START INFORMATION SUPPLIED
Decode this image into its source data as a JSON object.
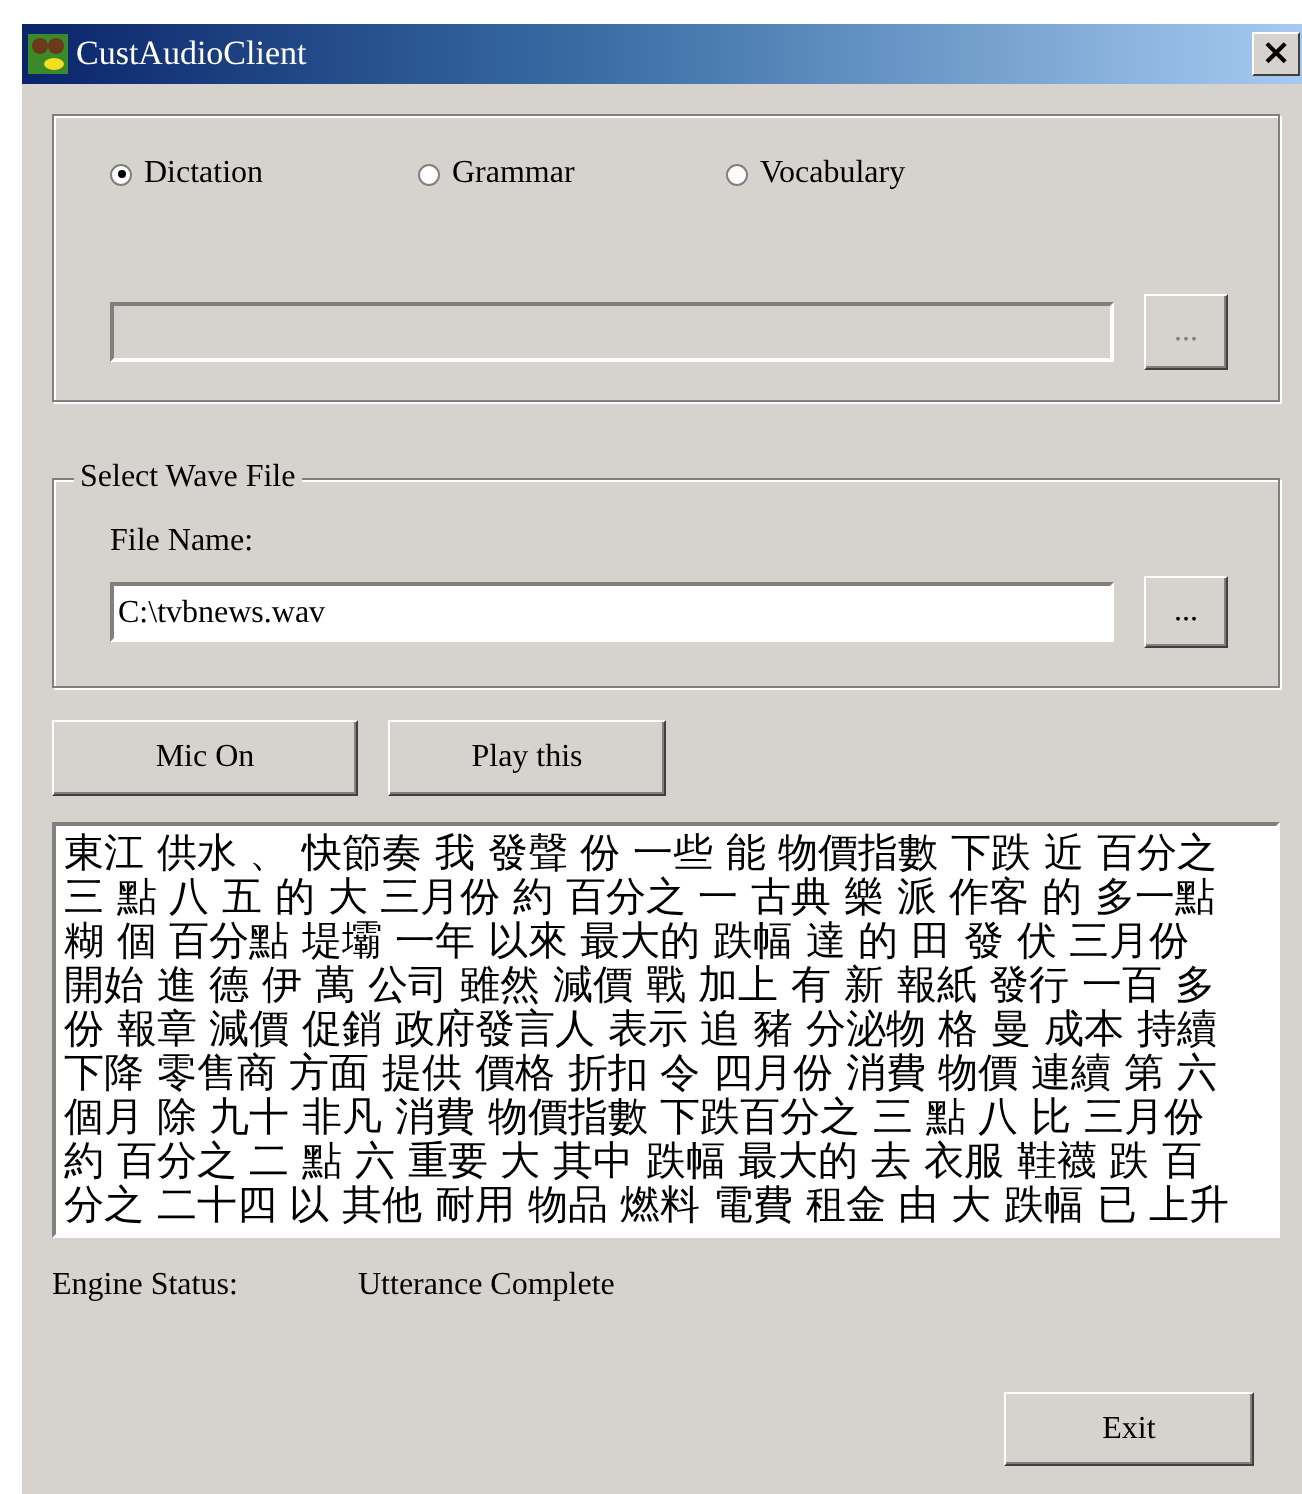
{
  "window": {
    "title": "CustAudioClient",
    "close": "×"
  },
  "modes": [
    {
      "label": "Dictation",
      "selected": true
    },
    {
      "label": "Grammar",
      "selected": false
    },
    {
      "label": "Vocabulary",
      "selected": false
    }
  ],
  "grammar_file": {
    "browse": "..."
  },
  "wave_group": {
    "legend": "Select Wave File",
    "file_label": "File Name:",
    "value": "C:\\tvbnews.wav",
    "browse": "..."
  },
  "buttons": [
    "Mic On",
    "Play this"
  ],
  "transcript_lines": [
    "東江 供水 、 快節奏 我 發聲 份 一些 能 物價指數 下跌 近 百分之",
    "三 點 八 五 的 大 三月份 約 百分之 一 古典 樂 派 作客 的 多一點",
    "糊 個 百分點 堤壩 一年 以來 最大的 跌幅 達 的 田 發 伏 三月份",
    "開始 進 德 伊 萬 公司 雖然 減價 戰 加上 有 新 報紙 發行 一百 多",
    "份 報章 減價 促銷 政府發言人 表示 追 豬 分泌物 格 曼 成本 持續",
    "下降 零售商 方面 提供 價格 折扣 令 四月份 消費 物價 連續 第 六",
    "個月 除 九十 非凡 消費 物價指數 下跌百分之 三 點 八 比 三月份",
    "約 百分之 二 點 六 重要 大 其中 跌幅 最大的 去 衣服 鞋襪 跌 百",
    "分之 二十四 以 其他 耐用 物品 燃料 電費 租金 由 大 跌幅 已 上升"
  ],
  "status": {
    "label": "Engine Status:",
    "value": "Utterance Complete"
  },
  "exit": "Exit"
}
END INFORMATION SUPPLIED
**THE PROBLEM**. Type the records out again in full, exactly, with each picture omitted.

**THE ANSWER**.
Decode this image into its source data as a JSON object.
{
  "window": {
    "title": "CustAudioClient",
    "close": "×"
  },
  "modes": [
    {
      "label": "Dictation",
      "selected": true
    },
    {
      "label": "Grammar",
      "selected": false
    },
    {
      "label": "Vocabulary",
      "selected": false
    }
  ],
  "grammar_file": {
    "browse": "..."
  },
  "wave_group": {
    "legend": "Select Wave File",
    "file_label": "File Name:",
    "value": "C:\\tvbnews.wav",
    "browse": "..."
  },
  "buttons": [
    "Mic On",
    "Play this"
  ],
  "transcript_lines": [
    "東江 供水 、 快節奏 我 發聲 份 一些 能 物價指數 下跌 近 百分之",
    "三 點 八 五 的 大 三月份 約 百分之 一 古典 樂 派 作客 的 多一點",
    "糊 個 百分點 堤壩 一年 以來 最大的 跌幅 達 的 田 發 伏 三月份",
    "開始 進 德 伊 萬 公司 雖然 減價 戰 加上 有 新 報紙 發行 一百 多",
    "份 報章 減價 促銷 政府發言人 表示 追 豬 分泌物 格 曼 成本 持續",
    "下降 零售商 方面 提供 價格 折扣 令 四月份 消費 物價 連續 第 六",
    "個月 除 九十 非凡 消費 物價指數 下跌百分之 三 點 八 比 三月份",
    "約 百分之 二 點 六 重要 大 其中 跌幅 最大的 去 衣服 鞋襪 跌 百",
    "分之 二十四 以 其他 耐用 物品 燃料 電費 租金 由 大 跌幅 已 上升"
  ],
  "status": {
    "label": "Engine Status:",
    "value": "Utterance Complete"
  },
  "exit": "Exit"
}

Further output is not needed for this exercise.